• AIM OF THE TASK: The answer must consist of every line below containing "Display".

━━━━━ SUPPLIED RECORDS ━━━━━

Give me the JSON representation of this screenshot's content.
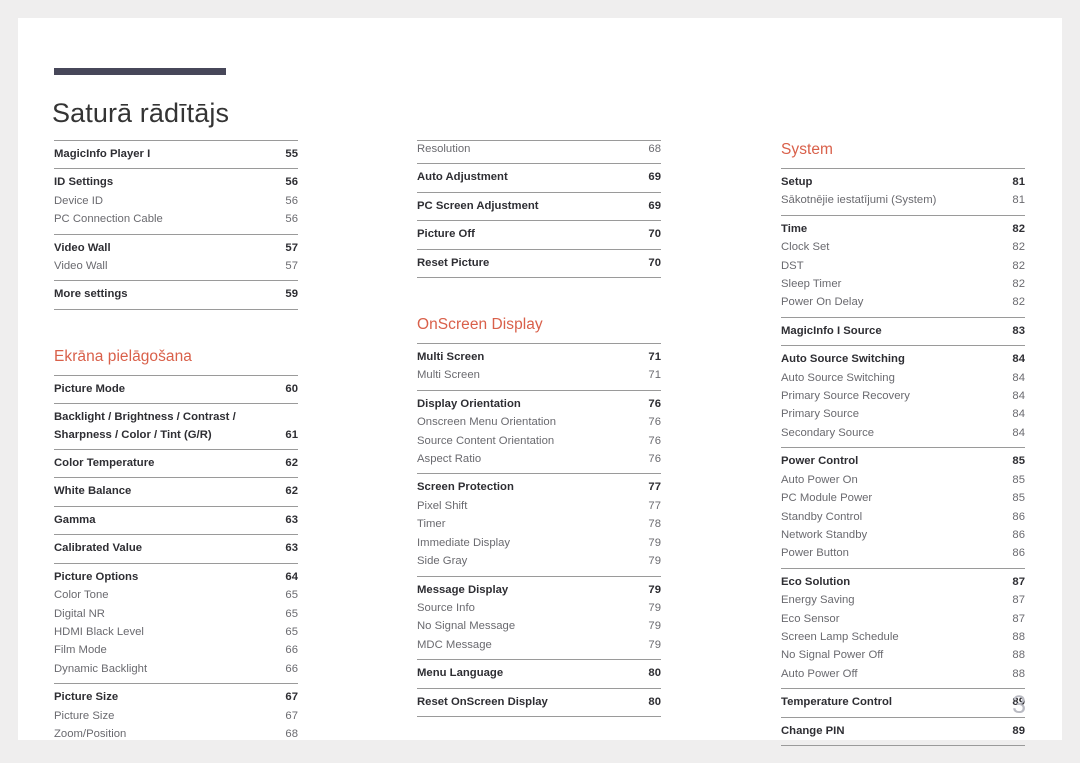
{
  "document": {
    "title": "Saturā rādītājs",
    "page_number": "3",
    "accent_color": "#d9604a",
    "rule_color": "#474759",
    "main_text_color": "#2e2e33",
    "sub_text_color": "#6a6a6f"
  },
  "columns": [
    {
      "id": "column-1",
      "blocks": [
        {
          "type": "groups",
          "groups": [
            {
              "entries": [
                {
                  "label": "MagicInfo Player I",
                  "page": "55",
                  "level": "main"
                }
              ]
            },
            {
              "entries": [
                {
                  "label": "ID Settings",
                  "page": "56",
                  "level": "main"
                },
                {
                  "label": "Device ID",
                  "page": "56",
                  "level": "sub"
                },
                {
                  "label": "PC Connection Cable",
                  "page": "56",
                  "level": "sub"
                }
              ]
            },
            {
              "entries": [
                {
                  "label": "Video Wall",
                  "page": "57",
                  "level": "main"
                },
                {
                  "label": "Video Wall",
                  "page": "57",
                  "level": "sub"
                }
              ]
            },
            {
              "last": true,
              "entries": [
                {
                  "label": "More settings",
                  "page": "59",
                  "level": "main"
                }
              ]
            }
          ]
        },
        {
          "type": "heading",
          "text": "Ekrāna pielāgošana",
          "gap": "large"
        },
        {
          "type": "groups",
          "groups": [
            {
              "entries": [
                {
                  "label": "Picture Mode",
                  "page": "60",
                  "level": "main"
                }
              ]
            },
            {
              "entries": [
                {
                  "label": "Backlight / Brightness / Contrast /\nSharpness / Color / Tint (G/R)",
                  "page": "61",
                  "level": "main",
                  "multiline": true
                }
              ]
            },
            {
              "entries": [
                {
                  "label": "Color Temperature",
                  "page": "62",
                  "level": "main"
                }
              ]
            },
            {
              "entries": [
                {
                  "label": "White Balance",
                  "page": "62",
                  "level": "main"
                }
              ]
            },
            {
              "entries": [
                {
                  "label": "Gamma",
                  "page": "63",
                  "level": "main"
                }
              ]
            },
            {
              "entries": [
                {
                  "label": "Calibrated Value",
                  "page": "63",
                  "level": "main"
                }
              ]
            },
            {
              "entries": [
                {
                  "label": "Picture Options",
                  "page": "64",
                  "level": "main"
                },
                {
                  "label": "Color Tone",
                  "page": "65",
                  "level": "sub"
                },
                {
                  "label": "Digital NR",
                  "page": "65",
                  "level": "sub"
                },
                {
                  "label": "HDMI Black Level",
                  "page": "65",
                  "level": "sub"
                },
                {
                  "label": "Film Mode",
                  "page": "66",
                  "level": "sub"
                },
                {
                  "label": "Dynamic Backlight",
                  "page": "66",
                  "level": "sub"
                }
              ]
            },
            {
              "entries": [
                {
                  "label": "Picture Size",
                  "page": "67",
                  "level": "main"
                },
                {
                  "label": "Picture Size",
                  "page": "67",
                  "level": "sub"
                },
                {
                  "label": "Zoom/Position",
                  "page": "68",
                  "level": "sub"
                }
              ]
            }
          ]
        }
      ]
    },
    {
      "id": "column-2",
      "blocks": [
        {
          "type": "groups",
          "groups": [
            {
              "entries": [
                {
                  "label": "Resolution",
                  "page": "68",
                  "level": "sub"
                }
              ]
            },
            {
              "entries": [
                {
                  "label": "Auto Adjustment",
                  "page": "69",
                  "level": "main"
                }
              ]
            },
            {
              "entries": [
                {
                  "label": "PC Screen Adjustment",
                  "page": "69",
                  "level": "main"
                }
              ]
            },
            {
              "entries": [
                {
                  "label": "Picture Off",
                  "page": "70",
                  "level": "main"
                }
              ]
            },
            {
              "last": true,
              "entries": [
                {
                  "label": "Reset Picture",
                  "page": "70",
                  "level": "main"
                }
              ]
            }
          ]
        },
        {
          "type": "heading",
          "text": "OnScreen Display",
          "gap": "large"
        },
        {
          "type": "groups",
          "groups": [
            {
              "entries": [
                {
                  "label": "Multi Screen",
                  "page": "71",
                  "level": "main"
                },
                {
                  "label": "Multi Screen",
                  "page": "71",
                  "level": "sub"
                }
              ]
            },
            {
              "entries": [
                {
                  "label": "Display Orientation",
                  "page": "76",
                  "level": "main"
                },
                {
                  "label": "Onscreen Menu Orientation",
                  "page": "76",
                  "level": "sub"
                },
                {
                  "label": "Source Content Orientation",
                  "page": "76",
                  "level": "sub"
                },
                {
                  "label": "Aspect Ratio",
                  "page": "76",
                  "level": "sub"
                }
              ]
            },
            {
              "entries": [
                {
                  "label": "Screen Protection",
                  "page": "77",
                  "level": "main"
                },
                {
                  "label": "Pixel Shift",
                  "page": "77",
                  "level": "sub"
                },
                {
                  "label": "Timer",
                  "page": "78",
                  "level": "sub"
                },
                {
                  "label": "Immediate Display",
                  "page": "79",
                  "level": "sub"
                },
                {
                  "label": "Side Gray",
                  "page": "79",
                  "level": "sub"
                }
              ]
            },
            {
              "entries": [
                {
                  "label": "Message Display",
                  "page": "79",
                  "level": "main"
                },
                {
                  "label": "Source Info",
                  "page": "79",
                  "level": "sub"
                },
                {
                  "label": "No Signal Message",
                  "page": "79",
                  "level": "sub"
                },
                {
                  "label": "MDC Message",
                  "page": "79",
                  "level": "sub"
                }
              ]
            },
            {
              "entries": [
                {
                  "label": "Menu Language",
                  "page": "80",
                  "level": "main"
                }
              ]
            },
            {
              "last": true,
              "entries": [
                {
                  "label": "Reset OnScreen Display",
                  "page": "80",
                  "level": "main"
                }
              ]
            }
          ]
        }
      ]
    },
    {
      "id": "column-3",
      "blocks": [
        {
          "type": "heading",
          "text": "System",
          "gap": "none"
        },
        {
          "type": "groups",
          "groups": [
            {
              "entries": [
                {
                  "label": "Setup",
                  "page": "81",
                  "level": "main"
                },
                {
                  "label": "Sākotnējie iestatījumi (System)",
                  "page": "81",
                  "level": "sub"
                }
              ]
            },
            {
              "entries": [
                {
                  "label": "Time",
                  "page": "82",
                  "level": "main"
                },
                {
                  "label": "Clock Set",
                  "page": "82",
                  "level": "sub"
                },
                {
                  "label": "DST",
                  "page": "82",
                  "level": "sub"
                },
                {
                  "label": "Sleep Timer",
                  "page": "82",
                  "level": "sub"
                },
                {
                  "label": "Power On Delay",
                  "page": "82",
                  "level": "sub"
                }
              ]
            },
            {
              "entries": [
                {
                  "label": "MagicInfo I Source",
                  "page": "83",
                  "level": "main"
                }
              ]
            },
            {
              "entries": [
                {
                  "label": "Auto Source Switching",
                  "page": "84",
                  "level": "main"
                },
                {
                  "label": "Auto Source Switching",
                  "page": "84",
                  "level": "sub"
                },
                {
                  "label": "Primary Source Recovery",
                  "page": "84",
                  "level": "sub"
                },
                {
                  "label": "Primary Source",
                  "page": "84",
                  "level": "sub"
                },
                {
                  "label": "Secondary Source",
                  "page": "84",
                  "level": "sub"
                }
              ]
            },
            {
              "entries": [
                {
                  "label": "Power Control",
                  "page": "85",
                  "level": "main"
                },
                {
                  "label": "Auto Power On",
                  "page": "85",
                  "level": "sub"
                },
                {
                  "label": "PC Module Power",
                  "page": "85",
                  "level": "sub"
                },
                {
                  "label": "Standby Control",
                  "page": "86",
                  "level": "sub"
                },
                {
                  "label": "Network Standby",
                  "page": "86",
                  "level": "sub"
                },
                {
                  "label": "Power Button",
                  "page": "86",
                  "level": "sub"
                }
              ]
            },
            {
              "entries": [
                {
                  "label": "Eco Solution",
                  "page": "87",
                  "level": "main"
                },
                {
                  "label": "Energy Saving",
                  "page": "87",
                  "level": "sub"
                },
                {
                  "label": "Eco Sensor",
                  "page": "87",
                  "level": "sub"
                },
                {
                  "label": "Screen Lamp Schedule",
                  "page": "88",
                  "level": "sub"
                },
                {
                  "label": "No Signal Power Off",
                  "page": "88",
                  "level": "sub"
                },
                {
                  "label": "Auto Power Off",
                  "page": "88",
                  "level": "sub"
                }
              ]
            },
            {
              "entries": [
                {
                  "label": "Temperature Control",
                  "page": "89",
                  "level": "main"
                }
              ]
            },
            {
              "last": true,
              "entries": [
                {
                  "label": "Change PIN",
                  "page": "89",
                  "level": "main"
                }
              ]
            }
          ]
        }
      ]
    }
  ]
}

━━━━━
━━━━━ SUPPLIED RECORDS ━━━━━

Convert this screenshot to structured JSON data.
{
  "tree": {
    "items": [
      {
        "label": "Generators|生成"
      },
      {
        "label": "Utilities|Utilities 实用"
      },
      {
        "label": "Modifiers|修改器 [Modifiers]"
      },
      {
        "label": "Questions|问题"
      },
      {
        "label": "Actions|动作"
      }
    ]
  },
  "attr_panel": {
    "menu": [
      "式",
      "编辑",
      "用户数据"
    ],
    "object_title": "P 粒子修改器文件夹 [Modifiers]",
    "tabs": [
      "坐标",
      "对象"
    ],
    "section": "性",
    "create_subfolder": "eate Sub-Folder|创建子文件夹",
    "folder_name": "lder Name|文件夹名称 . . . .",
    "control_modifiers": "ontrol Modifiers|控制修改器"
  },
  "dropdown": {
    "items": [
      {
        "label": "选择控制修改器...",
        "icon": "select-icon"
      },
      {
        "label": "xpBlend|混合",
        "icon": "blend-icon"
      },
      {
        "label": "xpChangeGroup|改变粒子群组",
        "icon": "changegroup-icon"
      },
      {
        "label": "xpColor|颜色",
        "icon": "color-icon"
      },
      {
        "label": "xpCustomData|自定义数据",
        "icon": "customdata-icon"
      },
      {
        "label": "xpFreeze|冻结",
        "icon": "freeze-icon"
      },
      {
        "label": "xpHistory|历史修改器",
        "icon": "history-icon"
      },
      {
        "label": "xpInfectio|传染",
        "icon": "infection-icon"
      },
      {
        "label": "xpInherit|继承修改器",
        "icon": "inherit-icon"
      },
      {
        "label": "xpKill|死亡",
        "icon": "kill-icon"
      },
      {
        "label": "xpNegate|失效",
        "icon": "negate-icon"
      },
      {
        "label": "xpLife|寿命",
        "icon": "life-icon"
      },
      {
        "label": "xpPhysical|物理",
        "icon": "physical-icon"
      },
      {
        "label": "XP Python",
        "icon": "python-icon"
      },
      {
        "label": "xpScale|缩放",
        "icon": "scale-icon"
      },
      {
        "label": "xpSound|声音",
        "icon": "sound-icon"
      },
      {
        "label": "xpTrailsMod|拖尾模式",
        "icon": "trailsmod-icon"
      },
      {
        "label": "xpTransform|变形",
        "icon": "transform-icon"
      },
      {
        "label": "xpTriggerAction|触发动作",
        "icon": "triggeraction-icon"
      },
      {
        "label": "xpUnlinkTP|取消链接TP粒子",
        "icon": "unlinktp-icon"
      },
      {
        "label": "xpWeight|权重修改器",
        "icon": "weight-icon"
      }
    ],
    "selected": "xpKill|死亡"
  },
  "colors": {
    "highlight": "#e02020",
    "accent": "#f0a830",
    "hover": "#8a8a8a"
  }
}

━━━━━

• RESULT OF THIS EXERCISE:
          "text": "OnScreen Display",
                  "label": "Display Orientation",
                  "label": "Immediate Display",
                  "label": "Message Display",
                  "label": "Reset OnScreen Display",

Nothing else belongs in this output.